"Mike reached out to me at a time when nobody gave a crap who I was," Drama Critics' Circle President Adam Feldman said. "He was very generous to me at a time when he had no reason to be other than his own generosity. A lot of us in this business end up getting jaded and acquire a bitter affect. Mike somehow never acquired that patina of jadedness. He was passionate for the entire art form; that sort of leaked out in his reviews. Critics are not generally beloved creatures--but his manner was always so congenial and easygoing, he was beloved."
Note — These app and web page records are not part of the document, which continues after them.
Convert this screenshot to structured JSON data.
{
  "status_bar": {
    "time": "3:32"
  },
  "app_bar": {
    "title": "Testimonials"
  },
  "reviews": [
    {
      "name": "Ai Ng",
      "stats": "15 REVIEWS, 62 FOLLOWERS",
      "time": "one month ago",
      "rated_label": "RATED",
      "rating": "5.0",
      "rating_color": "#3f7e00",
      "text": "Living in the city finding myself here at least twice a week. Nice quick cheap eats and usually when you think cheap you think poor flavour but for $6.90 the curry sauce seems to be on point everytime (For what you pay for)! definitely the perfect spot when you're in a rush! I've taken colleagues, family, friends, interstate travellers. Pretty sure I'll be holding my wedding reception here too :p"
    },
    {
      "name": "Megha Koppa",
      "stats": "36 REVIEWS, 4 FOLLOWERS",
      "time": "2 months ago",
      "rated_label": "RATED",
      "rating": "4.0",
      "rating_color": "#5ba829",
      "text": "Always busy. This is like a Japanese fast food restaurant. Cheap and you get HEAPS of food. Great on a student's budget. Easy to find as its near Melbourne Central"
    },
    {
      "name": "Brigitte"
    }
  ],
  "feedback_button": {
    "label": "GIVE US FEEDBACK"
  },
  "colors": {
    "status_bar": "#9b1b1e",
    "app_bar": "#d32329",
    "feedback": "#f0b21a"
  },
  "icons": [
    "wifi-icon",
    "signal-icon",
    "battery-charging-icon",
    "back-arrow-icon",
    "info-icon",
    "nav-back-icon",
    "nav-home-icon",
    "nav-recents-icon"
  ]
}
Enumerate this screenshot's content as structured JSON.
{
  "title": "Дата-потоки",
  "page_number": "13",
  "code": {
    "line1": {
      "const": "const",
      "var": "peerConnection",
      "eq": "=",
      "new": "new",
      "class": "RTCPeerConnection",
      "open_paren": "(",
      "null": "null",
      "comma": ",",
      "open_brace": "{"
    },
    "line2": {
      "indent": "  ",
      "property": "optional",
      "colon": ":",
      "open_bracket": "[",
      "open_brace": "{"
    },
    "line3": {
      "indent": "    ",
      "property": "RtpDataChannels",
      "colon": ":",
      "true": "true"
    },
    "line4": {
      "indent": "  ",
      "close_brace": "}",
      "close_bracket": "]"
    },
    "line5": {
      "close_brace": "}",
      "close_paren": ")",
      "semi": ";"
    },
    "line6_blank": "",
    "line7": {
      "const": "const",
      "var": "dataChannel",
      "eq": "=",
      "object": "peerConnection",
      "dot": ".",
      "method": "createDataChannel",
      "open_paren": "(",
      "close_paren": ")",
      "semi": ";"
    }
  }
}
Kuch's death, due to cardiac complications resulting from treatment of his idiopathic pulmonary fibrosis, seems sudden, even though he had been in the hospital for almost two weeks. He (and all of us) thought surgery would cure him. Press agent Charlie Siedenburg noted that, while in the hospital, Kuch "perked up when I started talking about the theater." Those who knew him well talked to him earlier in the week about his plans for seeing upcoming shows and taking trips to the beach. But none of that was to be.

"I spent more time with Mike when he wasn't in NY than when he was," theater publicist Richard Kornberg said. "He was so passionate about going to theater, it didn't have to be in this city or even this country. He went to see theater everywhere. He happened to be AP's theater critic, but you thought of him first as your friend and then as a critic. You wanted him to go to your shows, but you enjoyed him even more when you were out with him. He was in a class by himself."

According to The Associated Press obituary, Michael Kuchwara died with his family around him, listening to show tunes. He is survived by a sister and wife.